Serenata, Cuban Suite No. 1, for violin and piano, (2002, rev. 2011) dur. 22 minutes. Eleven short movements based on old Cuban music.
PROGRAM NOTE by the composer:
The idea for this piece was brewing in my head for several years: a suite of pieces in a Cuban style. But I wasn’t sure either of the medium — piano four-hands with or without percussion was an early thought — or of the content. As I improvised one day at the piano, the combination of violin and piano became the clear choice, as so much of Cuban music is vocal, and the form of the individual pieces also became clearer. I didn’t want fully developed, closed numbers but rather open-ended pieces that didn’t quite end before the next number took over. This led to the image of a carnival, where one’s attention flies from one excitement to another; this carnival, like a procession, seems to approach the listener from the distance and passes away in the end, like a memory of one — a fantasy.
This idea in turn reminded me, of course, of Schumann’s great piano solo work, which depicts a similar scene. As work progressed, I realized there was another parallel taking shape between the two: I began to sense that there were two musical “personalities” pervading my suite, somewhat in the manner of Schumann’s Eusebius and Florestan, but not in the same way. My two personalities, rather than being one dreamy and the other stormy (although that is by no means all those two represented for Schumann), oppose a spiky, modernistic style and one entirely traditional. In some numbers the two fuse, or one or the other clearly dominates; they alternate and in the end coexist in their own world, reconciled or not.
The reason, I think, it took me so long to find a way to write this music was that it meant confronting my feelings about Cuban music, and perhaps also about what it means to me to be of Cuban birth. I have always found disagreeable the idea that if you are Cuban (or Black or German or Chinese) you must therefore write “Cuban” (or “Black” or “German” or “Chinese”) music. Much more attractive to me has been the notion that one can, to the extent possible, invent oneself; that to whatever givens — the time and place and culture one is born into — one can admix other influences and affinities that extend one’s reach beyond the earliest boundaries prescribed by the accidents of birth, thereby becoming a unique individual.
Further, given my own history, it is misguided to think that because I was born in Cuba to Cuban parents I should therefore be all things Cuban. In fact, our family left Cuba when I was five and the rest of my life has been lived mainly in the United States — the once-called “melting pot.” Growing up I listened to European classical music, Broadway musicals (but no opera), Motown, and several kinds of jazz, besides, of course, Cuban music. So does that make my experience, because mixed, necessarily inauthentic? Hardly: my generation, raised with the sound recording and exposed to all kinds of influences, in order to be authentic will not likely be pure. As did that arch-American of long ago, Walt Whitman, I celebrate my contradictions!

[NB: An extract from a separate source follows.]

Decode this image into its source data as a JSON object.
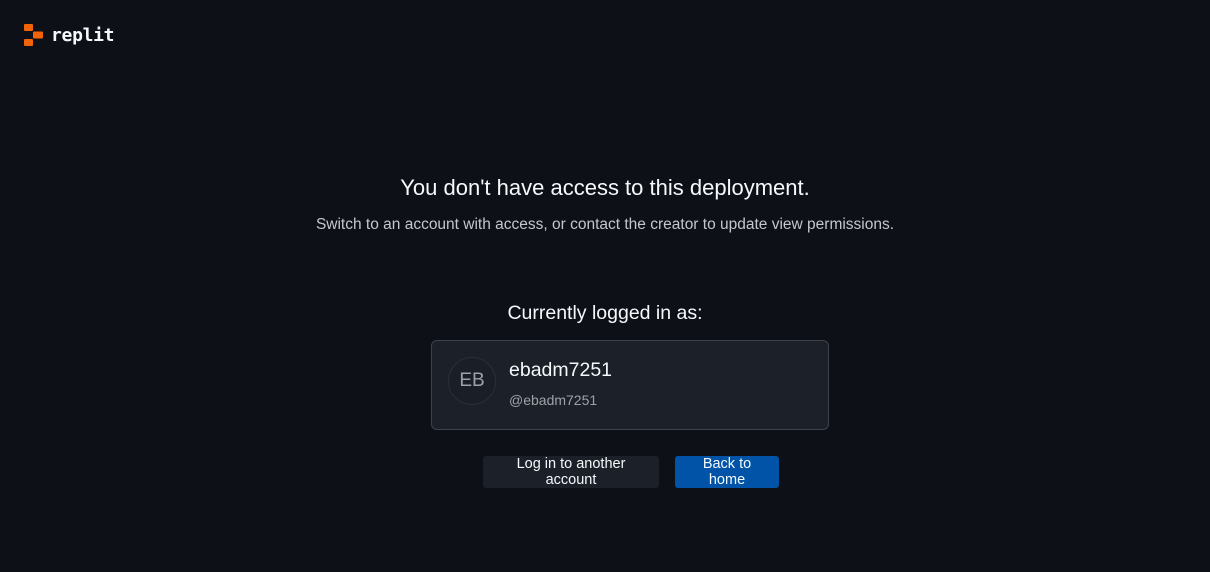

My difficulty is compounded by the fact that Cuba has given the world an enormous amount of the greatest and most popular dance music. There is something very clearly recognized as “Cuban music.” So for a Cuban to work outside that tradition is to work at a disadvantage: if you’re Cuban and don’t write “Cuban” music, many people suddenly lose interest, I have found. Mine is not a unique experience. Some people are amazed to hear my music and not find any Cuban influences in it and ask me why. The subtext I hear is: “Why have you betrayed your roots?” So the somewhat perverse reaction in me was to avoid an audible Cuban influence; to write in that style would be a capitulation to the forces that prescribe who I am to be. But that too is an unfree attitude.
This work represents, therefore, a kind of exorcism, and at one point I thought of calling it “Carnaval de los demonios,” where each successive movement was a kind of Cuban music “demon.” The pervasive tritone, the diabolus in musica, represents another species of demon. But I can see there are other demons lurking, among them, conflicting high- and low-brow attitudes, which seem to me ever less useful approaches to art in our deeply miscellaneous culture.
Be that all as it may, the work also expresses my love of the old Cuban music, and in that loving spirit I dedicate Serenata to my parents, who wanted me to be a popular composer, but above all else wanted me to be happy and so never asked me too many questions.